Segment Start: SUPPLIED MATERIAL

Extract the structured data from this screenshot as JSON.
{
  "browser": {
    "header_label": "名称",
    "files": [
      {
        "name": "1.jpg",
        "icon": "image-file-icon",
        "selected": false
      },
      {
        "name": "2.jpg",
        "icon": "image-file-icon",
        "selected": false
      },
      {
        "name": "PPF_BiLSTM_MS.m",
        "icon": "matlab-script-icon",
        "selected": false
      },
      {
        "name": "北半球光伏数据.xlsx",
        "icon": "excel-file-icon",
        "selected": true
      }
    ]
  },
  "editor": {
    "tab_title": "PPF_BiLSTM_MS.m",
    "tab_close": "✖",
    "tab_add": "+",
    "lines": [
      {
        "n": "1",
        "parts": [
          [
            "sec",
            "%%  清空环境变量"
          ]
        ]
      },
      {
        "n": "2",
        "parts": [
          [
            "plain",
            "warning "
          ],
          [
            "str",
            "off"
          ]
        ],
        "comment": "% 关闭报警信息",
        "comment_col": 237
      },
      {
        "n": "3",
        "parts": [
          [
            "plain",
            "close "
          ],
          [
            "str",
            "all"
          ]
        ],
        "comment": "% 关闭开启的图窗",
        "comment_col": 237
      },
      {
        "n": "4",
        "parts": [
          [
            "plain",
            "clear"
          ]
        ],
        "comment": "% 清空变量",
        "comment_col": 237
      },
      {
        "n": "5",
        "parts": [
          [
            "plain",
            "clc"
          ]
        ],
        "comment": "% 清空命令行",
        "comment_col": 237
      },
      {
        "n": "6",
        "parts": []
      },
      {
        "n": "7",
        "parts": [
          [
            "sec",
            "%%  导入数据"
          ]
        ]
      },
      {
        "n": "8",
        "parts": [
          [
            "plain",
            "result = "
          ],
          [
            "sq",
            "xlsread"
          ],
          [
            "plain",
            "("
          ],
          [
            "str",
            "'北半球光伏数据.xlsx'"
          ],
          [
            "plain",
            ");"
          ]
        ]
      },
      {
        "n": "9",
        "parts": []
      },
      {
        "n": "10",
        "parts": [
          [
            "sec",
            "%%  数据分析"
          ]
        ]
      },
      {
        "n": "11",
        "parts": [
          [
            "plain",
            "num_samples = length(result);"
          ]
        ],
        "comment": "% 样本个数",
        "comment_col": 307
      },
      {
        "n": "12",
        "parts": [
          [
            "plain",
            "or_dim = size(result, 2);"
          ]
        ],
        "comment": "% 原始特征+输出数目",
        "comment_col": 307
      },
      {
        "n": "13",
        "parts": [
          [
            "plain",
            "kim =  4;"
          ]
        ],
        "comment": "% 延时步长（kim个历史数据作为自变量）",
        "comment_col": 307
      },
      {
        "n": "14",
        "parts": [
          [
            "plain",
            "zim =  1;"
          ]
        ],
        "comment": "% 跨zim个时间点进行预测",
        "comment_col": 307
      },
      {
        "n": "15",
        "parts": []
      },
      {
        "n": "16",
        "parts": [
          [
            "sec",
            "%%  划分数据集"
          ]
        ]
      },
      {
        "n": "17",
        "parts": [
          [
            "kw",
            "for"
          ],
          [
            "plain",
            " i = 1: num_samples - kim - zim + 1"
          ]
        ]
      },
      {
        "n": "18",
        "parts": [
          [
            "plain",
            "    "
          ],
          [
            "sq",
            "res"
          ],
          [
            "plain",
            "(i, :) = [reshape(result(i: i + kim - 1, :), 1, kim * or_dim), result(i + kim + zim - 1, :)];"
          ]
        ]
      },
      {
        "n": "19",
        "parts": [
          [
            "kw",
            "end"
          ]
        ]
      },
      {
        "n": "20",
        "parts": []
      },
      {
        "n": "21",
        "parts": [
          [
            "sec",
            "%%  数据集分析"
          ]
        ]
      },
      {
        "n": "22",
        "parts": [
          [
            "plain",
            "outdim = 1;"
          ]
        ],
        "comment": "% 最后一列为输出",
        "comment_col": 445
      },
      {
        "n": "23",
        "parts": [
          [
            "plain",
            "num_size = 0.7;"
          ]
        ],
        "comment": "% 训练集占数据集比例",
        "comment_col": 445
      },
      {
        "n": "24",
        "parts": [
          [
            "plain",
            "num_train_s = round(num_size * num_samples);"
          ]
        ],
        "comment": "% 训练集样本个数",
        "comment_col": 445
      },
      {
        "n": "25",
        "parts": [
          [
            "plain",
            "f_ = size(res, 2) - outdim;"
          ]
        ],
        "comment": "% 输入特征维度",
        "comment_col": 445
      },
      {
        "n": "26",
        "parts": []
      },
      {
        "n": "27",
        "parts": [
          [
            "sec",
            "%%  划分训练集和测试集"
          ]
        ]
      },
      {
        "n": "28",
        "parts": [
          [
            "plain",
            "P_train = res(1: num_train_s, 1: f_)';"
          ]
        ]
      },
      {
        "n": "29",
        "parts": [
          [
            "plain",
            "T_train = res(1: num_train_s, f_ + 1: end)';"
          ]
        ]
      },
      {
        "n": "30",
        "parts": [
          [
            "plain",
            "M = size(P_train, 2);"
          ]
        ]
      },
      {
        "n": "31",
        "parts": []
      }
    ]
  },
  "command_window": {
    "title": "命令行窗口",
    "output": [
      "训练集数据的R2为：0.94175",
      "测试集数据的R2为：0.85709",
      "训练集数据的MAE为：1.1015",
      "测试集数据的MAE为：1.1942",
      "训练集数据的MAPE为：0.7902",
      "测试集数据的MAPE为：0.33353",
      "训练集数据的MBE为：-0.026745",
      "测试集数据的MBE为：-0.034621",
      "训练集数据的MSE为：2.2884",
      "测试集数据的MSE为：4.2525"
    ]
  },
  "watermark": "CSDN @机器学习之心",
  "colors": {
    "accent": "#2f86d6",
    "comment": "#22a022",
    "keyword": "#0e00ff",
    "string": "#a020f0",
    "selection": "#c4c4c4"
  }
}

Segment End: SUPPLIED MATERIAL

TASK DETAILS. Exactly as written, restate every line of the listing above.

RESPONSE AREA.
Extract the structured data from this screenshot as JSON.
{
  "browser": {
    "header_label": "名称",
    "files": [
      {
        "name": "1.jpg",
        "icon": "image-file-icon",
        "selected": false
      },
      {
        "name": "2.jpg",
        "icon": "image-file-icon",
        "selected": false
      },
      {
        "name": "PPF_BiLSTM_MS.m",
        "icon": "matlab-script-icon",
        "selected": false
      },
      {
        "name": "北半球光伏数据.xlsx",
        "icon": "excel-file-icon",
        "selected": true
      }
    ]
  },
  "editor": {
    "tab_title": "PPF_BiLSTM_MS.m",
    "tab_close": "✖",
    "tab_add": "+",
    "lines": [
      {
        "n": "1",
        "parts": [
          [
            "sec",
            "%%  清空环境变量"
          ]
        ]
      },
      {
        "n": "2",
        "parts": [
          [
            "plain",
            "warning "
          ],
          [
            "str",
            "off"
          ]
        ],
        "comment": "% 关闭报警信息",
        "comment_col": 237
      },
      {
        "n": "3",
        "parts": [
          [
            "plain",
            "close "
          ],
          [
            "str",
            "all"
          ]
        ],
        "comment": "% 关闭开启的图窗",
        "comment_col": 237
      },
      {
        "n": "4",
        "parts": [
          [
            "plain",
            "clear"
          ]
        ],
        "comment": "% 清空变量",
        "comment_col": 237
      },
      {
        "n": "5",
        "parts": [
          [
            "plain",
            "clc"
          ]
        ],
        "comment": "% 清空命令行",
        "comment_col": 237
      },
      {
        "n": "6",
        "parts": []
      },
      {
        "n": "7",
        "parts": [
          [
            "sec",
            "%%  导入数据"
          ]
        ]
      },
      {
        "n": "8",
        "parts": [
          [
            "plain",
            "result = "
          ],
          [
            "sq",
            "xlsread"
          ],
          [
            "plain",
            "("
          ],
          [
            "str",
            "'北半球光伏数据.xlsx'"
          ],
          [
            "plain",
            ");"
          ]
        ]
      },
      {
        "n": "9",
        "parts": []
      },
      {
        "n": "10",
        "parts": [
          [
            "sec",
            "%%  数据分析"
          ]
        ]
      },
      {
        "n": "11",
        "parts": [
          [
            "plain",
            "num_samples = length(result);"
          ]
        ],
        "comment": "% 样本个数",
        "comment_col": 307
      },
      {
        "n": "12",
        "parts": [
          [
            "plain",
            "or_dim = size(result, 2);"
          ]
        ],
        "comment": "% 原始特征+输出数目",
        "comment_col": 307
      },
      {
        "n": "13",
        "parts": [
          [
            "plain",
            "kim =  4;"
          ]
        ],
        "comment": "% 延时步长（kim个历史数据作为自变量）",
        "comment_col": 307
      },
      {
        "n": "14",
        "parts": [
          [
            "plain",
            "zim =  1;"
          ]
        ],
        "comment": "% 跨zim个时间点进行预测",
        "comment_col": 307
      },
      {
        "n": "15",
        "parts": []
      },
      {
        "n": "16",
        "parts": [
          [
            "sec",
            "%%  划分数据集"
          ]
        ]
      },
      {
        "n": "17",
        "parts": [
          [
            "kw",
            "for"
          ],
          [
            "plain",
            " i = 1: num_samples - kim - zim + 1"
          ]
        ]
      },
      {
        "n": "18",
        "parts": [
          [
            "plain",
            "    "
          ],
          [
            "sq",
            "res"
          ],
          [
            "plain",
            "(i, :) = [reshape(result(i: i + kim - 1, :), 1, kim * or_dim), result(i + kim + zim - 1, :)];"
          ]
        ]
      },
      {
        "n": "19",
        "parts": [
          [
            "kw",
            "end"
          ]
        ]
      },
      {
        "n": "20",
        "parts": []
      },
      {
        "n": "21",
        "parts": [
          [
            "sec",
            "%%  数据集分析"
          ]
        ]
      },
      {
        "n": "22",
        "parts": [
          [
            "plain",
            "outdim = 1;"
          ]
        ],
        "comment": "% 最后一列为输出",
        "comment_col": 445
      },
      {
        "n": "23",
        "parts": [
          [
            "plain",
            "num_size = 0.7;"
          ]
        ],
        "comment": "% 训练集占数据集比例",
        "comment_col": 445
      },
      {
        "n": "24",
        "parts": [
          [
            "plain",
            "num_train_s = round(num_size * num_samples);"
          ]
        ],
        "comment": "% 训练集样本个数",
        "comment_col": 445
      },
      {
        "n": "25",
        "parts": [
          [
            "plain",
            "f_ = size(res, 2) - outdim;"
          ]
        ],
        "comment": "% 输入特征维度",
        "comment_col": 445
      },
      {
        "n": "26",
        "parts": []
      },
      {
        "n": "27",
        "parts": [
          [
            "sec",
            "%%  划分训练集和测试集"
          ]
        ]
      },
      {
        "n": "28",
        "parts": [
          [
            "plain",
            "P_train = res(1: num_train_s, 1: f_)';"
          ]
        ]
      },
      {
        "n": "29",
        "parts": [
          [
            "plain",
            "T_train = res(1: num_train_s, f_ + 1: end)';"
          ]
        ]
      },
      {
        "n": "30",
        "parts": [
          [
            "plain",
            "M = size(P_train, 2);"
          ]
        ]
      },
      {
        "n": "31",
        "parts": []
      }
    ]
  },
  "command_window": {
    "title": "命令行窗口",
    "output": [
      "训练集数据的R2为：0.94175",
      "测试集数据的R2为：0.85709",
      "训练集数据的MAE为：1.1015",
      "测试集数据的MAE为：1.1942",
      "训练集数据的MAPE为：0.7902",
      "测试集数据的MAPE为：0.33353",
      "训练集数据的MBE为：-0.026745",
      "测试集数据的MBE为：-0.034621",
      "训练集数据的MSE为：2.2884",
      "测试集数据的MSE为：4.2525"
    ]
  },
  "watermark": "CSDN @机器学习之心",
  "colors": {
    "accent": "#2f86d6",
    "comment": "#22a022",
    "keyword": "#0e00ff",
    "string": "#a020f0",
    "selection": "#c4c4c4"
  }
}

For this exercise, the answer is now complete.